In One Year Later, there are two sections to the exhibit, the plastic draperies and small memorial for animal lives. "I wanted to make an environment installation," said Sykora. "That way people would have to walk through and face all this plastic."

You’re greeted with a sheet when you walk into the small gallery. It’s not a plastic drop cloth for painting but it could easily be used as one. It’s a quilt that was sewn together. And the material? A year’s worth of post-consumer plastic.

UM artist Zoe Sykora’s UC Gallery exhibit “One Year Later” examines the waste we produce and how trash can become something beautiful. 

According to a study by The Royal Statistical Society, 91% of plastic isn’t recycled. That means by 2050, there will be 12 million tons of plastic waste in landfills.

Sykora saw how much plastic she was using firsthand working in retail and at Missoula’s Good Food Store. Though a majority of the products at Good Food Store can be bought without traditional plastic packaging, Sykora said that it all has to arrive in something. She started collecting all of the plastic that would end up in a landfill and evaluating her own consumer habits.

Stepping through the plastic quilt, distorted light from two more plastic sheets wraps around you.

This is an in-between space. It feels distorting and slightly familiar. Sykora said this is intentional. She designed this small space to subconsciously remind visitors of the small space between the door of a grocery store and the rest of the store where people get their carts.


Zoe Sykora sits in her gallery made out of a years worth of collected consumer trash. "I call this my web," said Sykora "This is all crocheted plastic bags, and one bag would make maybe four inches of this chain."

According to Waste Management Northwest, 100 billion plastic bags are used every year in the United States. Sykora started collecting a plastic bag full of plastic bags under her friends’ sinks and decided to start using those as part of her post-consumer art practice. 

A giant web of plastic hovering over two benches greets you as you duck under plastic sheets. Sitting under this, and realizing what this is, feels disconcerting. This massive spiderweb is made of the plastic bags Sykora has been collecting. It’s easy to see the bags you might have used in the past week. One bag only makes about four inches of the crocheted web, Sykora said. The web itself spans an entire wall and drapes up the ceiling. Let’s just say this web required much more than a plastic bag full of bags to be the size it is.

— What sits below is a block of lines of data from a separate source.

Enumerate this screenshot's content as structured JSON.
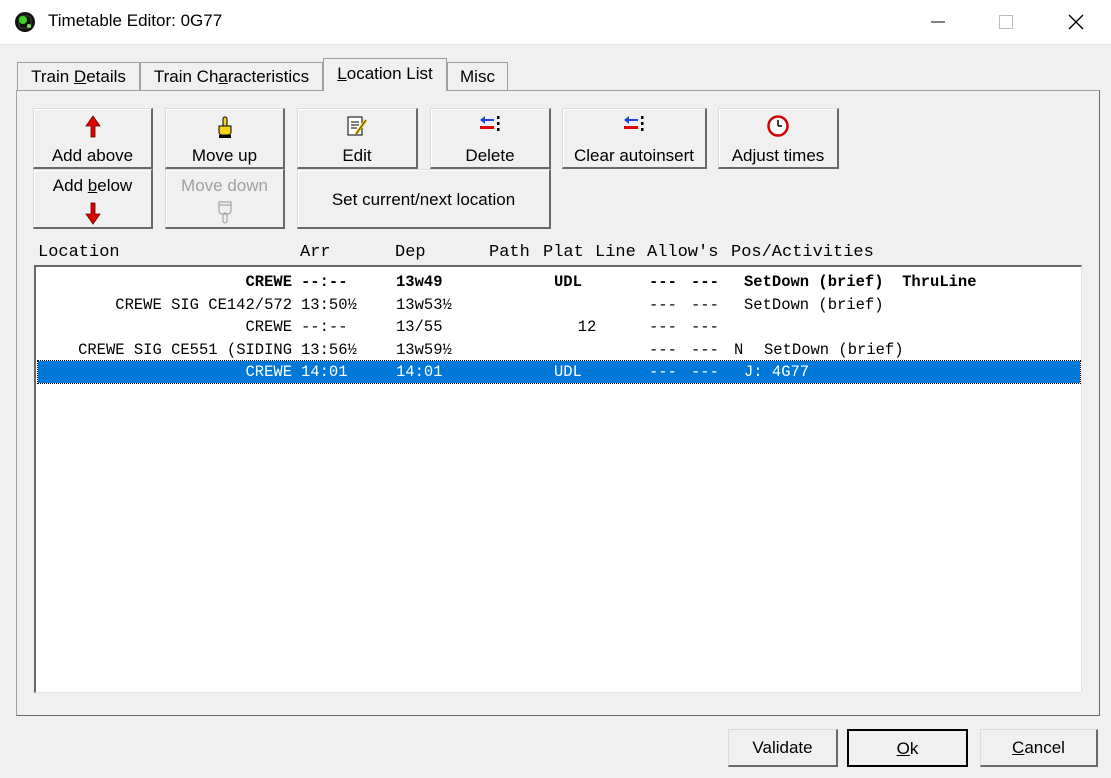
{
  "window": {
    "title": "Timetable Editor: 0G77",
    "icon": "railway-signal-icon"
  },
  "tabs": [
    {
      "pre": "Train ",
      "acc": "D",
      "post": "etails",
      "active": false
    },
    {
      "pre": "Train Ch",
      "acc": "a",
      "post": "racteristics",
      "active": false
    },
    {
      "pre": "",
      "acc": "L",
      "post": "ocation List",
      "active": true
    },
    {
      "pre": "Misc",
      "acc": "",
      "post": "",
      "active": false
    }
  ],
  "toolbar": {
    "add_above": "Add above",
    "add_below_pre": "Add ",
    "add_below_acc": "b",
    "add_below_post": "elow",
    "move_up": "Move up",
    "move_down": "Move down",
    "edit": "Edit",
    "delete": "Delete",
    "set_current_next": "Set current/next location",
    "clear_autoinsert": "Clear autoinsert",
    "adjust_times": "Adjust times"
  },
  "list": {
    "columns": [
      "Location",
      "Arr",
      "Dep",
      "Path",
      "Plat",
      "Line",
      "Allow's",
      "Pos/Activities"
    ],
    "rows": [
      {
        "location": "CREWE",
        "arr": "--:--",
        "dep": "13w49",
        "plat": "",
        "line": "UDL",
        "allow1": "---",
        "allow2": "---",
        "pos": "",
        "activities": "SetDown (brief)  ThruLine",
        "bold": true,
        "selected": false
      },
      {
        "location": "CREWE SIG CE142/572",
        "arr": "13:50½",
        "dep": "13w53½",
        "plat": "",
        "line": "",
        "allow1": "---",
        "allow2": "---",
        "pos": "",
        "activities": "SetDown (brief)",
        "bold": false,
        "selected": false
      },
      {
        "location": "CREWE",
        "arr": "--:--",
        "dep": "13/55",
        "plat": "12",
        "line": "",
        "allow1": "---",
        "allow2": "---",
        "pos": "",
        "activities": "",
        "bold": false,
        "selected": false
      },
      {
        "location": "CREWE SIG CE551 (SIDING",
        "arr": "13:56½",
        "dep": "13w59½",
        "plat": "",
        "line": "",
        "allow1": "---",
        "allow2": "---",
        "pos": "N",
        "activities": "SetDown (brief)",
        "bold": false,
        "selected": false
      },
      {
        "location": "CREWE",
        "arr": "14:01",
        "dep": "14:01",
        "plat": "",
        "line": "UDL",
        "allow1": "---",
        "allow2": "---",
        "pos": "",
        "activities": "J: 4G77",
        "bold": false,
        "selected": true
      }
    ]
  },
  "dialog_buttons": {
    "validate": "Validate",
    "ok_acc": "O",
    "ok_post": "k",
    "cancel_acc": "C",
    "cancel_post": "ancel"
  },
  "colors": {
    "selection": "#0078d7",
    "face": "#f0f0f0",
    "arrow_red": "#e00000"
  }
}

Opposite the web is a 40- by 12-foot quilt of post-consumer plastic. This is where Sykora’s other job, retail, comes in. She explains that whole shipments of shirts or other clothing items would come individually wrapped in their own plastic bag. Sykora would end a day of restocking the store she works at by taking home garbage bags full of plastic to prevent it from going into a landfill.

The quilt reaches up the wall of the gallery and over the roof to meet the web. This part on the ceiling also includes a large bag that Sykora’s mattress came in. “There’s really no way to reuse that,” she said, shrugging.

You enter the last piece of the exhibit, a brightly-lit graveyard. Meat trays covered in felt with individual and unique laser-etched brands sit on growing grass plots. This is Sykora’s version of a final resting place. Sykora, a vegetarian, was inspired by the meat industry’s treatment of animals to transform typical meat trays, given to her by friends and adviser, into soft areas of rest.

To her, these meat trays represent so much more than a meal, they represent a life. The grass, grown over the course of a few weeks, was Sykora’s way of showing all the things the caged animals didn’t have in life, like a grassy wide-open area to live in.


Framed in a wooden box sits styrofoam meat packaging, felted over with wool, and embossed with a laser burned emblem to signify the animal once contained within the case. "It's to do with the meat industry," said Sykora "we waste materials, but we also waste the lives of living beings."

The gallery is not what Sykora’s friend and fellow artist Erica Selby expected. Selby and Sykora spent long days in the studio together working on their own projects, giving Selby a detailed look at how Sykora was using post-consumer trash, including her own.

Selby and UM art professor Cathryn Mallory brought Sykora a fair amount of trash. This could be anything from newspaper sleeves to plastic bags to odd bits of plastic found on various pieces of packaging. 

Selby was expecting something more dystopian, not the airy matter-of-fact exhibit that Sykora ended up creating. When Sykora was growing her plots of grass with purple grow lights, Selby would enter into her studio jokingly asking, “Is this now like a nightclub?”

Sykora intends to keep using post-consumer waste in her art, as well as becoming more sustainable in her own practice. Whether that’s picking up litter at a tailgate for an art piece that she’s done, or using non-toxic materials, Sykora is trying to build an art practice that can make a difference in more ways than one.  

“One Year Later” will be on exhibit at the UC Gallery until Feb. 28. The Gallery is open from 10 a.m.- 4 p.m, Monday through Friday.